## TASK TO CARRY OUT
Return every entry exactly as written.

## PROVIDED MATERIAL
• • • • • • •

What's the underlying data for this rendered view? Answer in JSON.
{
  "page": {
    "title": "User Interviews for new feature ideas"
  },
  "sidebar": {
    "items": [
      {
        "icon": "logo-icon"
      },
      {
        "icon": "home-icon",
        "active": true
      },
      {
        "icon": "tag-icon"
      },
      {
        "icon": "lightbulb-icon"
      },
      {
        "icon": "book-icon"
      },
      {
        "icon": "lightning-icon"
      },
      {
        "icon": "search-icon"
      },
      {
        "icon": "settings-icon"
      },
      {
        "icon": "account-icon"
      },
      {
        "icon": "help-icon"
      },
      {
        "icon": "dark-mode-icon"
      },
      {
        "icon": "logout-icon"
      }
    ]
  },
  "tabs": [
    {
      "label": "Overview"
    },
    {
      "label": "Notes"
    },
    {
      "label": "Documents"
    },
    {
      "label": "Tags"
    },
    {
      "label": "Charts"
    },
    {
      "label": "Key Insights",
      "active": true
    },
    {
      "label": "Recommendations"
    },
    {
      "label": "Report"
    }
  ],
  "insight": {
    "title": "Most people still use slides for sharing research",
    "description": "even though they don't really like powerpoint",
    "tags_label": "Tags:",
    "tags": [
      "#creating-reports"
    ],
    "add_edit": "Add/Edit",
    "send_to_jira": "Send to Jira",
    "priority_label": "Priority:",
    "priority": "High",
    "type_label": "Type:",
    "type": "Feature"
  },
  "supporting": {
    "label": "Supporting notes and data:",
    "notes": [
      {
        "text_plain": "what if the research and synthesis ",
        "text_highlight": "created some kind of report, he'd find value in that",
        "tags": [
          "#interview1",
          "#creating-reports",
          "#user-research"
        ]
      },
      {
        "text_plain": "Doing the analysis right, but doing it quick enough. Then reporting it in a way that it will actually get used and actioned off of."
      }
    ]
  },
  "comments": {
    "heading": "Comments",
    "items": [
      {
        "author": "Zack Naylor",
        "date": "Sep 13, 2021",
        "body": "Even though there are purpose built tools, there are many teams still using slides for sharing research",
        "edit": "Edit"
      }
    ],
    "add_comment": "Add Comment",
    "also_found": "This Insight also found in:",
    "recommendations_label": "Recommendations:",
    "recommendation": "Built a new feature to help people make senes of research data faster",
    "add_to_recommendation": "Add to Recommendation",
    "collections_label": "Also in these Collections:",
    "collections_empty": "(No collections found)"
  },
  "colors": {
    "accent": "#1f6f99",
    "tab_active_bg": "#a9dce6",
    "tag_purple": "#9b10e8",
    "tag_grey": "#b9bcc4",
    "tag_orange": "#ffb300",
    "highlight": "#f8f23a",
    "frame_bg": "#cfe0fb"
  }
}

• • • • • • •

## FINISHED EXERCISE
What's the underlying data for this rendered view? Answer in JSON.
{
  "page": {
    "title": "User Interviews for new feature ideas"
  },
  "sidebar": {
    "items": [
      {
        "icon": "logo-icon"
      },
      {
        "icon": "home-icon",
        "active": true
      },
      {
        "icon": "tag-icon"
      },
      {
        "icon": "lightbulb-icon"
      },
      {
        "icon": "book-icon"
      },
      {
        "icon": "lightning-icon"
      },
      {
        "icon": "search-icon"
      },
      {
        "icon": "settings-icon"
      },
      {
        "icon": "account-icon"
      },
      {
        "icon": "help-icon"
      },
      {
        "icon": "dark-mode-icon"
      },
      {
        "icon": "logout-icon"
      }
    ]
  },
  "tabs": [
    {
      "label": "Overview"
    },
    {
      "label": "Notes"
    },
    {
      "label": "Documents"
    },
    {
      "label": "Tags"
    },
    {
      "label": "Charts"
    },
    {
      "label": "Key Insights",
      "active": true
    },
    {
      "label": "Recommendations"
    },
    {
      "label": "Report"
    }
  ],
  "insight": {
    "title": "Most people still use slides for sharing research",
    "description": "even though they don't really like powerpoint",
    "tags_label": "Tags:",
    "tags": [
      "#creating-reports"
    ],
    "add_edit": "Add/Edit",
    "send_to_jira": "Send to Jira",
    "priority_label": "Priority:",
    "priority": "High",
    "type_label": "Type:",
    "type": "Feature"
  },
  "supporting": {
    "label": "Supporting notes and data:",
    "notes": [
      {
        "text_plain": "what if the research and synthesis ",
        "text_highlight": "created some kind of report, he'd find value in that",
        "tags": [
          "#interview1",
          "#creating-reports",
          "#user-research"
        ]
      },
      {
        "text_plain": "Doing the analysis right, but doing it quick enough. Then reporting it in a way that it will actually get used and actioned off of."
      }
    ]
  },
  "comments": {
    "heading": "Comments",
    "items": [
      {
        "author": "Zack Naylor",
        "date": "Sep 13, 2021",
        "body": "Even though there are purpose built tools, there are many teams still using slides for sharing research",
        "edit": "Edit"
      }
    ],
    "add_comment": "Add Comment",
    "also_found": "This Insight also found in:",
    "recommendations_label": "Recommendations:",
    "recommendation": "Built a new feature to help people make senes of research data faster",
    "add_to_recommendation": "Add to Recommendation",
    "collections_label": "Also in these Collections:",
    "collections_empty": "(No collections found)"
  },
  "colors": {
    "accent": "#1f6f99",
    "tab_active_bg": "#a9dce6",
    "tag_purple": "#9b10e8",
    "tag_grey": "#b9bcc4",
    "tag_orange": "#ffb300",
    "highlight": "#f8f23a",
    "frame_bg": "#cfe0fb"
  }
}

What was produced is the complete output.